And then there is shtumm. Very surprised when I first heard that in english. (Which comes via yiddish from german stumm) And only means mute (and nót also dumb or stupid if I'm not mistaken

+1
Level 37
Jul 22, 2019
I thought that an echo was the sound produced when a word (or sentence) is shouted in a canyon, not the word itself.
+1
Level 62
Feb 11, 2020
Someone has counted what words are actually shouted most often in canyons? 'Hello' in its many language forms would be my guess as the most shouted in most canyons. (Not sure if the Grand Canyon is an echoey one.) I should think that often the people thought of 'Echo' echo echo echo echo ... just to hear it.

The story (Greek myth) was that Echo was fated to fade away till just her voice remained and she could only repeat what she heard.
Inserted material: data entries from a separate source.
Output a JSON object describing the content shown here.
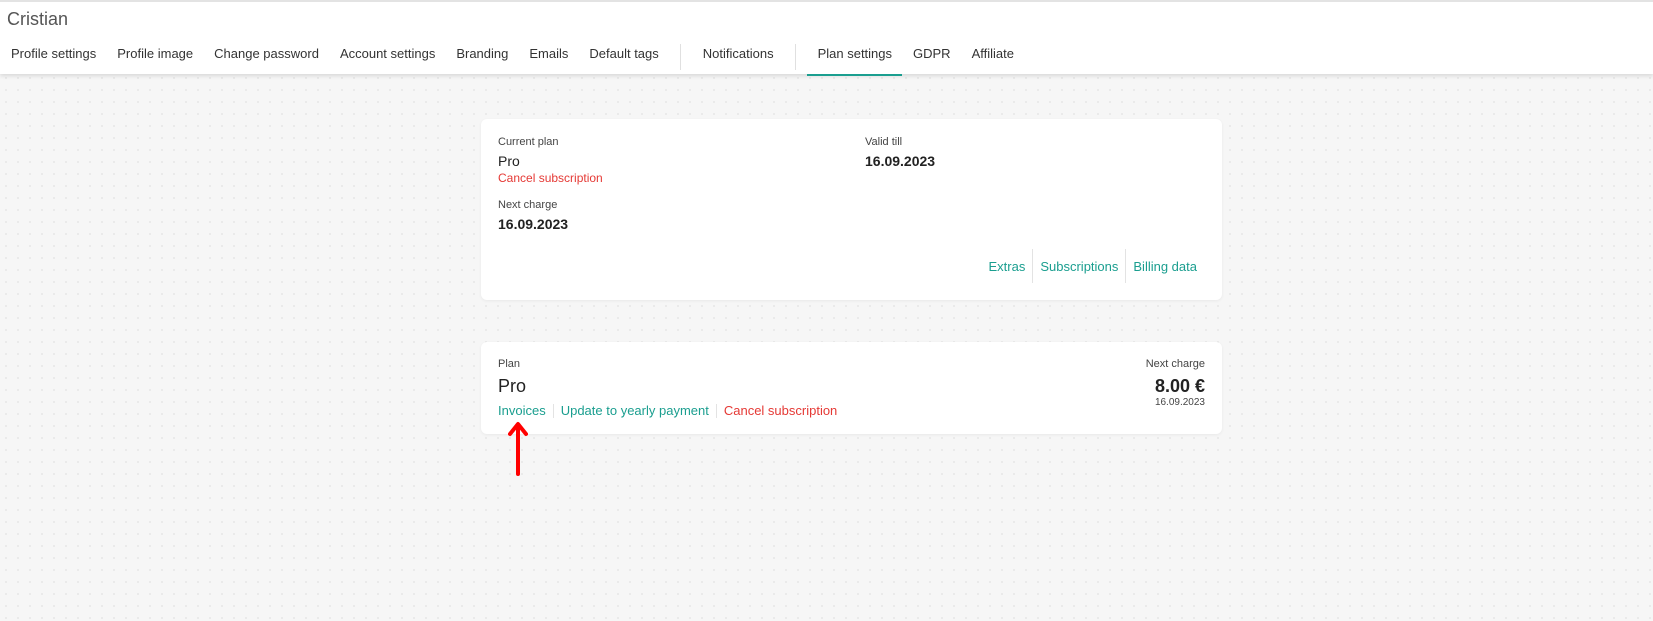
{
  "header": {
    "user_name": "Cristian",
    "tabs": [
      {
        "label": "Profile settings"
      },
      {
        "label": "Profile image"
      },
      {
        "label": "Change password"
      },
      {
        "label": "Account settings"
      },
      {
        "label": "Branding"
      },
      {
        "label": "Emails"
      },
      {
        "label": "Default tags"
      },
      {
        "label": "Notifications"
      },
      {
        "label": "Plan settings",
        "active": true
      },
      {
        "label": "GDPR"
      },
      {
        "label": "Affiliate"
      }
    ]
  },
  "summary_card": {
    "current_plan_label": "Current plan",
    "current_plan_value": "Pro",
    "cancel_label": "Cancel subscription",
    "valid_till_label": "Valid till",
    "valid_till_value": "16.09.2023",
    "next_charge_label": "Next charge",
    "next_charge_value": "16.09.2023",
    "links": {
      "extras": "Extras",
      "subscriptions": "Subscriptions",
      "billing_data": "Billing data"
    }
  },
  "plan_card": {
    "plan_label": "Plan",
    "plan_value": "Pro",
    "invoices": "Invoices",
    "update_yearly": "Update to yearly payment",
    "cancel": "Cancel subscription",
    "next_charge_label": "Next charge",
    "price": "8.00 €",
    "date": "16.09.2023"
  },
  "colors": {
    "accent": "#1a9e8f",
    "danger": "#e53935",
    "annotation_arrow": "#ff0000"
  },
  "icons": {
    "annotation": "arrow-up-icon"
  }
}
Pining for love, I think.

+1
Level 67
Aug 14, 2019
(without having started the quiz) The picture looks like a melted bag of M&M's haha
+1
Level 47
Nov 9, 2020
Accept "Kyiv." Every other time I've entered Kyiv on this site, it's been accepted.